[Records contained in a dataset]
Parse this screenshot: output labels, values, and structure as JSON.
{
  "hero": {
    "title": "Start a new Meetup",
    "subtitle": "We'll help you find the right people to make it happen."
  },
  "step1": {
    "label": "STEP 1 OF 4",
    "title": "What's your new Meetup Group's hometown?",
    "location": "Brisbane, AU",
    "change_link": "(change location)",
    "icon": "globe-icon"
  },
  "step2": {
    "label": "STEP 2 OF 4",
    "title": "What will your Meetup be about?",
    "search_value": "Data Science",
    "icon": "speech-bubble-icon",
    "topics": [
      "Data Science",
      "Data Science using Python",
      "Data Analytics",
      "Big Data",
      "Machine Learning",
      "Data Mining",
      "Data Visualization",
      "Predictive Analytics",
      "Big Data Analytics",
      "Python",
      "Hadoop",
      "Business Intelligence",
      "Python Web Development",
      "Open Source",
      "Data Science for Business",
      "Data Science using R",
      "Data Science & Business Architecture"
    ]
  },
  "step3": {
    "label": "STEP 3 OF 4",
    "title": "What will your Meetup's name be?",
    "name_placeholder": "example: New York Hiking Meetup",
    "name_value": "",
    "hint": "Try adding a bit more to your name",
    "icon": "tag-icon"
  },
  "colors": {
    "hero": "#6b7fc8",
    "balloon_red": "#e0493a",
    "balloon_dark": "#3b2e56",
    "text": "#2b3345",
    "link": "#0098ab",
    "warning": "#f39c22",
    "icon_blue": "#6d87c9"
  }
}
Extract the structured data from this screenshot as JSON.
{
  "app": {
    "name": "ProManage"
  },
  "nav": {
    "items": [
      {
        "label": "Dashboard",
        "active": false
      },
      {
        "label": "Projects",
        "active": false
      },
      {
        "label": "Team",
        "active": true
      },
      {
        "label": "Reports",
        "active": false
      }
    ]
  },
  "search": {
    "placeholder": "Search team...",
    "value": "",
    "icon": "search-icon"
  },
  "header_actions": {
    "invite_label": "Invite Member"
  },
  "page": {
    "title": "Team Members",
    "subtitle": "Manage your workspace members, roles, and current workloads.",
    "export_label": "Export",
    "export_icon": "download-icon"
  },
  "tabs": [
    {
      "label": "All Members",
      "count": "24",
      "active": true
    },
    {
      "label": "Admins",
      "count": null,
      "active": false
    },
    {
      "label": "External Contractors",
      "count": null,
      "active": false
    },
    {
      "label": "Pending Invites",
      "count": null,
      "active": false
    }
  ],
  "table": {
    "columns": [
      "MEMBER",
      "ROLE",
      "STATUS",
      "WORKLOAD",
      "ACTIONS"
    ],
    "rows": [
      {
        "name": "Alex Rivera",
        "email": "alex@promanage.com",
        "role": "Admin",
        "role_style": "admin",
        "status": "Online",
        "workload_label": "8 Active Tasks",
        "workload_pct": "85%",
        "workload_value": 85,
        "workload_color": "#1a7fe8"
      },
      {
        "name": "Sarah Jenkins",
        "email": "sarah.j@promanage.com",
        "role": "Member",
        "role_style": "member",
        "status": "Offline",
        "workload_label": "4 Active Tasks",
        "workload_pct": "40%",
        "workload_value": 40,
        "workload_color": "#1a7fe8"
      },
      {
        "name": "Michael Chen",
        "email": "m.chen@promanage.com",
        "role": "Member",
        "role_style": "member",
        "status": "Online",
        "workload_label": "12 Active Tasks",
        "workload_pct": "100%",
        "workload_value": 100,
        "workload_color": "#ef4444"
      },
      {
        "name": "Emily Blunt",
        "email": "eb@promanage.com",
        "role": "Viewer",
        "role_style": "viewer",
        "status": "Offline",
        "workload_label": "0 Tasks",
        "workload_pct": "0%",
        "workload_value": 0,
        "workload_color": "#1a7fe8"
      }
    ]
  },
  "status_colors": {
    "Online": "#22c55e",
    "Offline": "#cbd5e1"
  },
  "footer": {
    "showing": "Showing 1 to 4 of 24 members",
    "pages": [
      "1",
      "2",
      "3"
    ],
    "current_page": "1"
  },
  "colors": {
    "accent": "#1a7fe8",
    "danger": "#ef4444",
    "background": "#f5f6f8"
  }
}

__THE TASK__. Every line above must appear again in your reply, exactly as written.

__OUTPUT OF THE EXERCISE__.
Parse this screenshot: output labels, values, and structure as JSON.
{
  "hero": {
    "title": "Start a new Meetup",
    "subtitle": "We'll help you find the right people to make it happen."
  },
  "step1": {
    "label": "STEP 1 OF 4",
    "title": "What's your new Meetup Group's hometown?",
    "location": "Brisbane, AU",
    "change_link": "(change location)",
    "icon": "globe-icon"
  },
  "step2": {
    "label": "STEP 2 OF 4",
    "title": "What will your Meetup be about?",
    "search_value": "Data Science",
    "icon": "speech-bubble-icon",
    "topics": [
      "Data Science",
      "Data Science using Python",
      "Data Analytics",
      "Big Data",
      "Machine Learning",
      "Data Mining",
      "Data Visualization",
      "Predictive Analytics",
      "Big Data Analytics",
      "Python",
      "Hadoop",
      "Business Intelligence",
      "Python Web Development",
      "Open Source",
      "Data Science for Business",
      "Data Science using R",
      "Data Science & Business Architecture"
    ]
  },
  "step3": {
    "label": "STEP 3 OF 4",
    "title": "What will your Meetup's name be?",
    "name_placeholder": "example: New York Hiking Meetup",
    "name_value": "",
    "hint": "Try adding a bit more to your name",
    "icon": "tag-icon"
  },
  "colors": {
    "hero": "#6b7fc8",
    "balloon_red": "#e0493a",
    "balloon_dark": "#3b2e56",
    "text": "#2b3345",
    "link": "#0098ab",
    "warning": "#f39c22",
    "icon_blue": "#6d87c9"
  }
}
Extract the structured data from this screenshot as JSON.
{
  "app": {
    "name": "ProManage"
  },
  "nav": {
    "items": [
      {
        "label": "Dashboard",
        "active": false
      },
      {
        "label": "Projects",
        "active": false
      },
      {
        "label": "Team",
        "active": true
      },
      {
        "label": "Reports",
        "active": false
      }
    ]
  },
  "search": {
    "placeholder": "Search team...",
    "value": "",
    "icon": "search-icon"
  },
  "header_actions": {
    "invite_label": "Invite Member"
  },
  "page": {
    "title": "Team Members",
    "subtitle": "Manage your workspace members, roles, and current workloads.",
    "export_label": "Export",
    "export_icon": "download-icon"
  },
  "tabs": [
    {
      "label": "All Members",
      "count": "24",
      "active": true
    },
    {
      "label": "Admins",
      "count": null,
      "active": false
    },
    {
      "label": "External Contractors",
      "count": null,
      "active": false
    },
    {
      "label": "Pending Invites",
      "count": null,
      "active": false
    }
  ],
  "table": {
    "columns": [
      "MEMBER",
      "ROLE",
      "STATUS",
      "WORKLOAD",
      "ACTIONS"
    ],
    "rows": [
      {
        "name": "Alex Rivera",
        "email": "alex@promanage.com",
        "role": "Admin",
        "role_style": "admin",
        "status": "Online",
        "workload_label": "8 Active Tasks",
        "workload_pct": "85%",
        "workload_value": 85,
        "workload_color": "#1a7fe8"
      },
      {
        "name": "Sarah Jenkins",
        "email": "sarah.j@promanage.com",
        "role": "Member",
        "role_style": "member",
        "status": "Offline",
        "workload_label": "4 Active Tasks",
        "workload_pct": "40%",
        "workload_value": 40,
        "workload_color": "#1a7fe8"
      },
      {
        "name": "Michael Chen",
        "email": "m.chen@promanage.com",
        "role": "Member",
        "role_style": "member",
        "status": "Online",
        "workload_label": "12 Active Tasks",
        "workload_pct": "100%",
        "workload_value": 100,
        "workload_color": "#ef4444"
      },
      {
        "name": "Emily Blunt",
        "email": "eb@promanage.com",
        "role": "Viewer",
        "role_style": "viewer",
        "status": "Offline",
        "workload_label": "0 Tasks",
        "workload_pct": "0%",
        "workload_value": 0,
        "workload_color": "#1a7fe8"
      }
    ]
  },
  "status_colors": {
    "Online": "#22c55e",
    "Offline": "#cbd5e1"
  },
  "footer": {
    "showing": "Showing 1 to 4 of 24 members",
    "pages": [
      "1",
      "2",
      "3"
    ],
    "current_page": "1"
  },
  "colors": {
    "accent": "#1a7fe8",
    "danger": "#ef4444",
    "background": "#f5f6f8"
  }
}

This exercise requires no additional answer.